Before Feynman he talked about it, the concept of nanotechnology has already been proposed by James Clerk Maxwell in 1867 when he proposed as a thought experiment a tiny entity known as Maxwell’s Demon that was able to handle individual molecules.
Meanwhile, in 1914, Richard Adolf Zsigmondy was the first who used nanometer for characterizing particle size. He determined it as 1/1,000,000 of millimeter. From that, he developed the first system classification based on particle size in the nanometer range.
The influences that brought together this concept were best codified in Moore’s Law. It was a prediction made by Gordon Moore of Intel in 1965 on how modern circuitry would pack more features as more devices were produced for the market. It basically ensures that the exponential growth of computing power would inversely match the size and features of the machines that would be produced. So far, the law has held strong for nearly 50 years in spite of Moore’s only 6 years of experience with microchips.
Norio Taniguchi of the Tokyo Science University first defined “nanotechnology” in a 1974 paper as “the processing of, separation, consolidation, and deformation of materials by one atom or one molecule.” Nanotechnology, or the direct manipulation of individual atoms, is mostly applied in molecular manufacturing.
Eric Drexler was the first to apply the concept of nanotechnology to engineering through the concept of molecular manufacturing. Drexler presented that if atoms were viewed like marbles, then moclecules would be tight collections of these marbles. When snapped together the right way, these molecules could become normal-scaled tools like motors and gears. Despite their nanoscale size, these tools could operate the same way as their large counterparts could. The moving parts of the nano machines would be formed by an army of atoms held together by the strength of their own atomic bonds.
Ultimately, Drexler envisioned that these nano bots would be used as “assemblers” that could put together atoms into any desired shape. If Drexler were to be believed, nanotechnology, through the concept of molecular manufacturing, would revolutionize everything from biological science to space travel.

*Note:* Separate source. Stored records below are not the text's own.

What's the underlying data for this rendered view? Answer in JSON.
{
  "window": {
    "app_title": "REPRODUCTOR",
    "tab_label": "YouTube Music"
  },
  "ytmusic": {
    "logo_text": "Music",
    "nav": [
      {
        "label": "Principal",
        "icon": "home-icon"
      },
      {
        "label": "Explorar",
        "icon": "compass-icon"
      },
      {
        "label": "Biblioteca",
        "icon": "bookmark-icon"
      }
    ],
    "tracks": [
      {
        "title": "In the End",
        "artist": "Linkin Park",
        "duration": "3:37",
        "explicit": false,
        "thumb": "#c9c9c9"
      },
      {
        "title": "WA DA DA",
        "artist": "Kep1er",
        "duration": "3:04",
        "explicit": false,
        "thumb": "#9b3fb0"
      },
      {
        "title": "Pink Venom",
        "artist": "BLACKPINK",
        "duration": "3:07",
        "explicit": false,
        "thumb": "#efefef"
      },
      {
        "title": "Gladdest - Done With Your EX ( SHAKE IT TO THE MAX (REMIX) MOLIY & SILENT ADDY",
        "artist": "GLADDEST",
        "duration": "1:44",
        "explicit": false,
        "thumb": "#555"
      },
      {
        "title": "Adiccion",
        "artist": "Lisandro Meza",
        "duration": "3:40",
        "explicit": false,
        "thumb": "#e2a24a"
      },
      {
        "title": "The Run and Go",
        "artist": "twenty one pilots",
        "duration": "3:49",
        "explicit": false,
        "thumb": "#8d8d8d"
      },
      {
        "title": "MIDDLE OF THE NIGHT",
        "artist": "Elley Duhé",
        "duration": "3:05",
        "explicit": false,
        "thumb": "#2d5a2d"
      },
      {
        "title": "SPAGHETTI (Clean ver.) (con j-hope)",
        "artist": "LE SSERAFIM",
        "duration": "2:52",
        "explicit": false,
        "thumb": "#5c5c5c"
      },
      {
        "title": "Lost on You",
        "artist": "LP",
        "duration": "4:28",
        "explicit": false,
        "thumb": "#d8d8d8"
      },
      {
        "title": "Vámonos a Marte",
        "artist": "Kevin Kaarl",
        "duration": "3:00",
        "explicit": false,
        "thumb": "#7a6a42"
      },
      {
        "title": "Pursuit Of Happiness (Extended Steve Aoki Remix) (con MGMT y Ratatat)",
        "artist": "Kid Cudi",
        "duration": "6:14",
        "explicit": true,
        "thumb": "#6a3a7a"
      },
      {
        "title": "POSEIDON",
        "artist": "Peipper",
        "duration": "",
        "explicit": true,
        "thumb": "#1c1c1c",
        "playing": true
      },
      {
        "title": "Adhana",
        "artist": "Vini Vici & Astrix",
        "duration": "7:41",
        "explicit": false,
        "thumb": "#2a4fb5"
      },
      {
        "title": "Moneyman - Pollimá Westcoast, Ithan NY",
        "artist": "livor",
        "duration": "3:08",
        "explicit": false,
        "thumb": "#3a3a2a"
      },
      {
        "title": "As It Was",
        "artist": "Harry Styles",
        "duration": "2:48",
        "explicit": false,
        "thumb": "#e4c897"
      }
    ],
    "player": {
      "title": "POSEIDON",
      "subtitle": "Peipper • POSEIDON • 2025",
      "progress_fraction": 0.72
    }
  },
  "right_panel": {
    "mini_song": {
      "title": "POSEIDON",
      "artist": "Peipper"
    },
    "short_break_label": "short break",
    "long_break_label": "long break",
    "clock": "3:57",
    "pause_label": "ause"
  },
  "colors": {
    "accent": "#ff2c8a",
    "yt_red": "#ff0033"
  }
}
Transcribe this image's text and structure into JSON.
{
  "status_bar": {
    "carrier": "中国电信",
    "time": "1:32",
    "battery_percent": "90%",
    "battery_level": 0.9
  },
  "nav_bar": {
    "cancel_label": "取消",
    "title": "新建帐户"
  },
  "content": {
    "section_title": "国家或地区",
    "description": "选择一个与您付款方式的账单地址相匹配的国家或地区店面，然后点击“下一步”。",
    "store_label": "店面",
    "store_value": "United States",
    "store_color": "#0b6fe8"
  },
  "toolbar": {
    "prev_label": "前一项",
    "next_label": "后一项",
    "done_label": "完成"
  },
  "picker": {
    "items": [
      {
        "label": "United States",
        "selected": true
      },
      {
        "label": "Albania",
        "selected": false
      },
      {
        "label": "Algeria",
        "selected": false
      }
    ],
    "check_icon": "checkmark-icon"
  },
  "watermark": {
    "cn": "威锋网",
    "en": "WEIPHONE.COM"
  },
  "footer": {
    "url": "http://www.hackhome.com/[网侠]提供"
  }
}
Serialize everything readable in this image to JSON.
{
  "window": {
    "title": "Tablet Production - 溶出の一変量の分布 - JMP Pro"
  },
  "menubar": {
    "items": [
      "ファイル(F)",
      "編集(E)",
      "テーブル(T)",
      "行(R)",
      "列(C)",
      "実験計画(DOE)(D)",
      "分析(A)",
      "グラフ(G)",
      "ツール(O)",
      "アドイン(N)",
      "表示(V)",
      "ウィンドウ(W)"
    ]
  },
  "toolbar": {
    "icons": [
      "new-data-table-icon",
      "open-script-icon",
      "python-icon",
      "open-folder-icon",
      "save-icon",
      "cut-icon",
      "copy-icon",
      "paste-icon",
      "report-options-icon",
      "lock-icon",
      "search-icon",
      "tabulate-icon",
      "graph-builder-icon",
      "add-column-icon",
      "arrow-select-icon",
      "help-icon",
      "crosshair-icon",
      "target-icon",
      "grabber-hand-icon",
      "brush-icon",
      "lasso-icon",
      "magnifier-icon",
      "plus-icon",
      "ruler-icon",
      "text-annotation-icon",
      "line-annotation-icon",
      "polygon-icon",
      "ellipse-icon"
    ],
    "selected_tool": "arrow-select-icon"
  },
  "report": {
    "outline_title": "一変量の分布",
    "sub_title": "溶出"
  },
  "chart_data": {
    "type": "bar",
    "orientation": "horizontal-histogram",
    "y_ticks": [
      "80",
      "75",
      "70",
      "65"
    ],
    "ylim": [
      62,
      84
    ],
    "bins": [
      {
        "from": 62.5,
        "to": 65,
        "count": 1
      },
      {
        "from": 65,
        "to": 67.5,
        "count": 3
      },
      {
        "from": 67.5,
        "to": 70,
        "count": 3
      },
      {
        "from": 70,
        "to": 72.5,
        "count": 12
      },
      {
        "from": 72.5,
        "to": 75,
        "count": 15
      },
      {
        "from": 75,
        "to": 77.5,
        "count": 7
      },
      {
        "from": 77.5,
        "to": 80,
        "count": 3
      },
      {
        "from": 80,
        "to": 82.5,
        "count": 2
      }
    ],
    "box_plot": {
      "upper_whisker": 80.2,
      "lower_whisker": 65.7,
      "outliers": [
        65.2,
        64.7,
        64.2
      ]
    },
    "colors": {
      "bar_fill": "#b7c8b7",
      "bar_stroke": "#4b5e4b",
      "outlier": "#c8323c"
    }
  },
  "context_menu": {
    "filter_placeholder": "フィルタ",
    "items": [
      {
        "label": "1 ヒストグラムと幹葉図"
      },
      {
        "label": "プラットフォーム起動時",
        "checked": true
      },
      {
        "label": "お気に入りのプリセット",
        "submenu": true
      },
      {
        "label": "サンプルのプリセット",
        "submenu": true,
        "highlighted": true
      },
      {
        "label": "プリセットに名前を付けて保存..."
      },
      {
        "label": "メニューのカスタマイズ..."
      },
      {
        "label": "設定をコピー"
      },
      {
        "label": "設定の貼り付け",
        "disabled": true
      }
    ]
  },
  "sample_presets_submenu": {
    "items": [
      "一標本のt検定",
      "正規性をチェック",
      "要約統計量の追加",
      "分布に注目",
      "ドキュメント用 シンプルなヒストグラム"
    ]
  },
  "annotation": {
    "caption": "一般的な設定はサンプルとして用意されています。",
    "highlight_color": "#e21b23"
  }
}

Applying this simplistic vision of molecular manufacturing to other industries, Drexler claimed that coal can be turned into diamond and that computer chips can be created from sand. The processes would be drastically shortened, and their valuable products could be produced faster through reorganization of atoms that make up these materials. Thus, Drexler presented nanotechnology as a scientific field that solely revolved around molecular manufacturing.